Opposition by Zapotec people in the town of San José del Progreso to a polluting and destructive silver mine dates back more than ten years. The violence in the town, located south of Oaxaca City in southern Mexico, was described in news stories in 2012. Leaders of the Zapotec protests were murdered left and right while the owner of the Cuzcatlán mining operation, the Canadian firm Fortuna Silver Mines, and the politicians who supported their opening the mine, denied any involvement in the violence.
An article on December 2 in the Latin American news magazine NACLA Report on the Americas brings the sad story up to date about a formerly peaceful community and their commitment to their Zapotec culture, their desire for clean water, and their willingness to protest the conditions under which they are forced to co-exist with the foreign polluter. The story is not a happy one.
Last year, according to the Zapotec the author spoke with, a toxic spill occurred at the mine and entered the Coyote River. The result was a foul-smelling white mud that was left in the vicinity of the wells that supply drinking water for Magdalena Ocotlán. That community had no safe water to drink. The government’s Environmental Protection Agency assessed a fine on the company but it insisted that the Cuzcatlán mine did not have to prepare a remediation plan. Officials in Magdalena Cuzcatlán say they have never been informed about contaminants and they continue to fear the impact of the spill.
More recently, on October 5, 2019, the residents of San José chose an unusual, attention-grabbing approach for their latest protest. They gathered in the Fortin hotel in downtown Oaxaca City during the awards ceremony for the annual Oaxaca Film Festival to protest the fact that the mining company was one of the sponsors of the event.
One of the activists, dressed in a skeleton mask and a construction cap, denied that they intended to boycott the ceremony. Instead, “We came to express our firm rejection of the Fortuna Silver Mines company…which with just a few pesos tries to fool us into thinking it’s giving us development and social benefits, when in reality it’s taking the wealth of our subsoil and polluting our communities.”
In the evening the activists disrupted the awards ceremony by shouting phrases against Fortuna Silver Mine and for a land free of mining. The film festival canceled its alliance with Fortuna but the company continues its propaganda outreach program throughout Oaxaca—advertising at the local airport and marketing outreach in tourist spots. As the state government increases its spending to promote tourism, the silver mine raises its budget for its own outreach purposes.

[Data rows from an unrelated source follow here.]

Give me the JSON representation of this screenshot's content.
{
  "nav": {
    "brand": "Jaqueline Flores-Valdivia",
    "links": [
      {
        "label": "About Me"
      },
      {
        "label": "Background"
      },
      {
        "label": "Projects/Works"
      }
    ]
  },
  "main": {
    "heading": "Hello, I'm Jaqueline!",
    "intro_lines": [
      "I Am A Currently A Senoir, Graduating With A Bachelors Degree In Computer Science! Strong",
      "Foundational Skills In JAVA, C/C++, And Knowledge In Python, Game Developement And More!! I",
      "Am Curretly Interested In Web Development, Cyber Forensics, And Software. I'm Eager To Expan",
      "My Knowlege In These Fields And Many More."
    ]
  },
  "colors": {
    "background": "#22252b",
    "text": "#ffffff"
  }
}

The mining company says that it spends about $1 million per year on social programs in the state. It claims that 70 percent of its employees are natives of the region. Opponents argue that those figures are minuscule in comparison to the wealth the company is taking from the ground. The Mexican subsidiary of Fortuna reported in 2017 a net income of $66.3 million while 88 percent of the local people live below the poverty line. Almost half of them live in extreme poverty. The company is one of the top three producers of silver in Mexico.
The divisions in San José between supporters of the mine and opponents appear to be just as bad as they were in 2012. Opponents and supporters use two different taxi services, shop in two markets, and even attend two different churches. The tension is palpable as soon as one enters town. The fabric of the community is broken, argues the organizer of one anti-mine group.
The conflict in San José began in 2006 when Fortuna started signing agreements with local landowners. The company got exploration permits through confidential agreements with government officials but it did not inform the public of its intensions to conduct mining operations.
While the author of the article published last week, Samantha Demby, makes an effort to present the arguments of the Canadian mining company and its Mexican subsidiary, her sympathies for the Zapotec victims of the duplicity of the company come across quite clearly.